From now on, this story is going to be my defence for being a Grammar Nazi- if you have bad grammar, your inventions might change nationalities!
However, some say that French Toast was actually invented in France! Who would’ve thunk it? It’s said that it was actually a way for French cooks to use every bit of bread they had left- why waste? They knew that if you added moisture and heat to stale bread, you could revive it. It was then given the name “pain perdu” which translates to “lost bread” (Thank you 10th grade French!)
There are also countless versions of French toast- depending on where you’re eating it.
If you’re in Scotland you might find a sausage with some ketchup, sandwiched between 2 french toasts. If you’re in Italy, you might find a similar sandwich, except with mozzarella instead of a sausage. Spain makes a “torrija” which is a sort of fried, wine soaked version of a french toast. If you’re here in India, you’ll find the incredibly desi-fied version, which is a savoury, unsweetened version, with onions, chillies, ketchup and masalas.
Today, I’m going to be making a much simpler version than the above mentioned variants.
Let’s get started!
Credit to the original recipe I used, you can find it here.
So, once again, (of course) I spent a total sum of 2 hours just taking pictures.
Now, if I’m being totally honest- I’ve never actually tried french toast before. So I was definitely apprehensive about how it would taste, especially since I’m not really the biggest fan of the obvious taste of egg, and I have no reference point. However, I’m a total sucker for anything with cinnamon- and yes, before you ask, I did double the amount of cinnamon that the recipe called for.
I also didn’t have brown sugar, and I’ve heard that white sugar is less sweet, so I used 3 tablespoons of white sugar in place of 2 tablespoons of brown sugar.
Now, this recipe wasn’t anything out of the ordinary; it was actually pretty straightforward – even I couldn’t mess it up. Okay that’s a lie.
If I’m totally honest, there were absolutely some egg shells that I had to sit and pick out, as well as several burns all over my hands- but that’s inevitable! Right?

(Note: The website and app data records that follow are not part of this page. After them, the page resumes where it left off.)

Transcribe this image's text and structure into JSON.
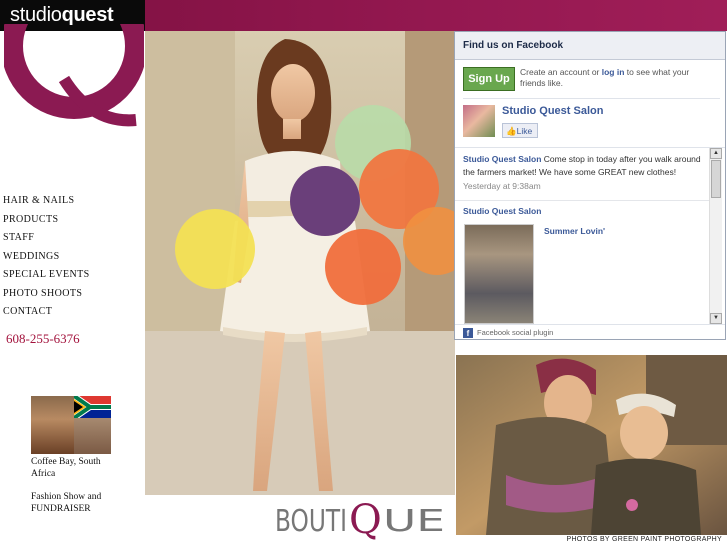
{
  "brand": {
    "light": "studio",
    "bold": "quest"
  },
  "nav": [
    "HAIR & NAILS",
    "PRODUCTS",
    "STAFF",
    "WEDDINGS",
    "SPECIAL EVENTS",
    "PHOTO SHOOTS",
    "CONTACT"
  ],
  "phone": "608-255-6376",
  "sidebar": {
    "caption1": "Coffee Bay, South Africa",
    "caption2": "Fashion Show and FUNDRAISER"
  },
  "boutique": {
    "text_before": "BOUTI",
    "q": "Q",
    "text_after": "UE"
  },
  "photo_credit": "PHOTOS BY GREEN PAINT PHOTOGRAPHY",
  "facebook": {
    "title": "Find us on Facebook",
    "signup_label": "Sign Up",
    "signup_text_1": "Create an account or ",
    "signup_link": "log in",
    "signup_text_2": " to see what your friends like.",
    "page_name": "Studio Quest Salon",
    "like_label": "Like",
    "post1_author": "Studio Quest Salon",
    "post1_text": " Come stop in today after you walk around the farmers market! We have some GREAT new clothes!",
    "post1_time": "Yesterday at 9:38am",
    "post2_author": "Studio Quest Salon",
    "post2_photo_caption": "Summer Lovin'",
    "footer": "Facebook social plugin"
  },
  "colors": {
    "brand": "#941850",
    "accent": "#a3133d",
    "facebook_blue": "#3b5998"
  }
}
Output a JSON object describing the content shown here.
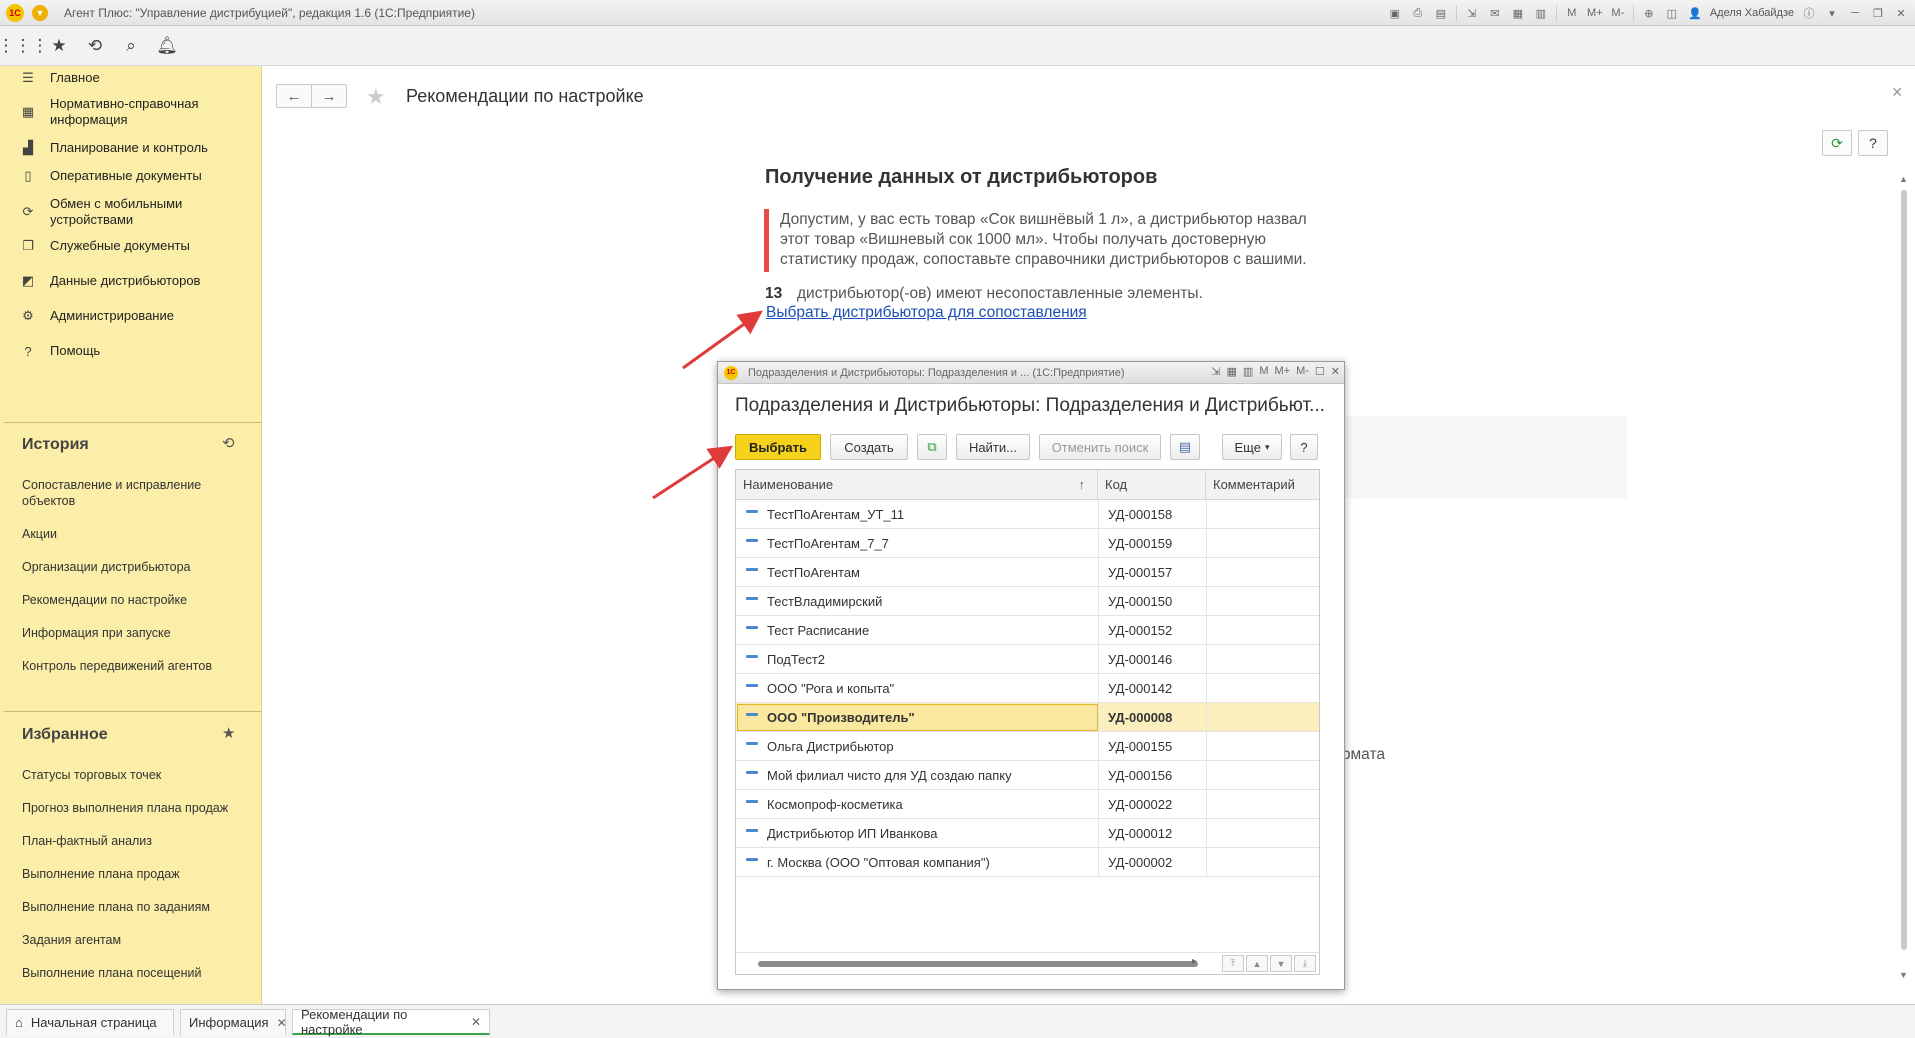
{
  "window": {
    "title": "Агент Плюс: \"Управление дистрибуцией\", редакция 1.6  (1С:Предприятие)",
    "user": "Аделя Хабайдзе",
    "logo_text": "1С"
  },
  "sidebar": {
    "items": [
      {
        "label": "Главное",
        "icon": "menu-lines-icon"
      },
      {
        "label": "Нормативно-справочная информация",
        "icon": "table-grid-icon"
      },
      {
        "label": "Планирование и контроль",
        "icon": "bar-chart-icon"
      },
      {
        "label": "Оперативные документы",
        "icon": "document-icon"
      },
      {
        "label": "Обмен с мобильными устройствами",
        "icon": "sync-icon"
      },
      {
        "label": "Служебные документы",
        "icon": "documents-icon"
      },
      {
        "label": "Данные дистрибьюторов",
        "icon": "distributor-chart-icon"
      },
      {
        "label": "Администрирование",
        "icon": "gear-icon"
      },
      {
        "label": "Помощь",
        "icon": "help-icon"
      }
    ],
    "history": {
      "title": "История",
      "links": [
        "Сопоставление и исправление объектов",
        "Акции",
        "Организации дистрибьютора",
        "Рекомендации по настройке",
        "Информация при запуске",
        "Контроль передвижений агентов"
      ]
    },
    "favorites": {
      "title": "Избранное",
      "links": [
        "Статусы торговых точек",
        "Прогноз выполнения плана продаж",
        "План-фактный анализ",
        "Выполнение плана продаж",
        "Выполнение плана по заданиям",
        "Задания агентам",
        "Выполнение плана посещений"
      ]
    }
  },
  "main": {
    "page_title": "Рекомендации по настройке",
    "section_title": "Получение данных от дистрибьюторов",
    "quote": "Допустим, у вас есть товар «Сок вишнёвый 1 л», а дистрибьютор назвал этот товар «Вишневый сок 1000 мл». Чтобы получать достоверную статистику продаж, сопоставьте справочники дистрибьюторов с вашими.",
    "count": "13",
    "count_text": "дистрибьютор(-ов) имеют несопоставленные элементы.",
    "choose_link": "Выбрать дистрибьютора для сопоставления",
    "ghost_text": "рмата",
    "help_label": "?"
  },
  "dialog": {
    "window_title": "Подразделения и Дистрибьюторы: Подразделения и ...  (1С:Предприятие)",
    "heading": "Подразделения и Дистрибьюторы: Подразделения и Дистрибьют...",
    "buttons": {
      "select": "Выбрать",
      "create": "Создать",
      "find": "Найти...",
      "cancel_search": "Отменить поиск",
      "more": "Еще",
      "help": "?"
    },
    "columns": [
      "Наименование",
      "Код",
      "Комментарий"
    ],
    "rows": [
      {
        "name": "ТестПоАгентам_УТ_11",
        "code": "УД-000158",
        "selected": false
      },
      {
        "name": "ТестПоАгентам_7_7",
        "code": "УД-000159",
        "selected": false
      },
      {
        "name": "ТестПоАгентам",
        "code": "УД-000157",
        "selected": false
      },
      {
        "name": "ТестВладимирский",
        "code": "УД-000150",
        "selected": false
      },
      {
        "name": "Тест Расписание",
        "code": "УД-000152",
        "selected": false
      },
      {
        "name": "ПодТест2",
        "code": "УД-000146",
        "selected": false
      },
      {
        "name": "ООО \"Рога и копыта\"",
        "code": "УД-000142",
        "selected": false
      },
      {
        "name": "ООО \"Производитель\"",
        "code": "УД-000008",
        "selected": true
      },
      {
        "name": "Ольга Дистрибьютор",
        "code": "УД-000155",
        "selected": false
      },
      {
        "name": "Мой филиал чисто для УД создаю папку",
        "code": "УД-000156",
        "selected": false
      },
      {
        "name": "Космопроф-косметика",
        "code": "УД-000022",
        "selected": false
      },
      {
        "name": "Дистрибьютор ИП Иванкова",
        "code": "УД-000012",
        "selected": false
      },
      {
        "name": "г. Москва  (ООО \"Оптовая компания\")",
        "code": "УД-000002",
        "selected": false
      }
    ]
  },
  "tabs": [
    {
      "label": "Начальная страница",
      "closable": false,
      "active": false
    },
    {
      "label": "Информация",
      "closable": true,
      "active": false
    },
    {
      "label": "Рекомендации по настройке",
      "closable": true,
      "active": true
    }
  ],
  "colors": {
    "sidebar_bg": "#fbeea8",
    "primary_button": "#f7d21a",
    "link": "#1a4fb5",
    "quote_bar": "#e84a4a",
    "arrow": "#e03a3a",
    "selected_row": "#fbefbd"
  }
}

This recipe was actually surprisingly simple . I’m sure we have all gone through those moments where we need to use an entire loaf of bread in a day, because it’s about to expire.
I’ll definitely be making this again, because it’s simple, right to the point, and efficiently delicious!
I would absolutely say that this recipe was a success. My family loved it so much, that I’ve already made it 3 times since. I haven’t decided whether or not thats a good thing! The scars all over my hands say otherwise.
Next time, we’re going to deviate a little from the sweeter recipes, and move on to something a little more savoury. I’ll be…sorry, we’ll be making…something beer battered! I’m not exactly sure what yet, but it’ll definitely be something beer battered, solely because it sounds super cool.
Until Next Time.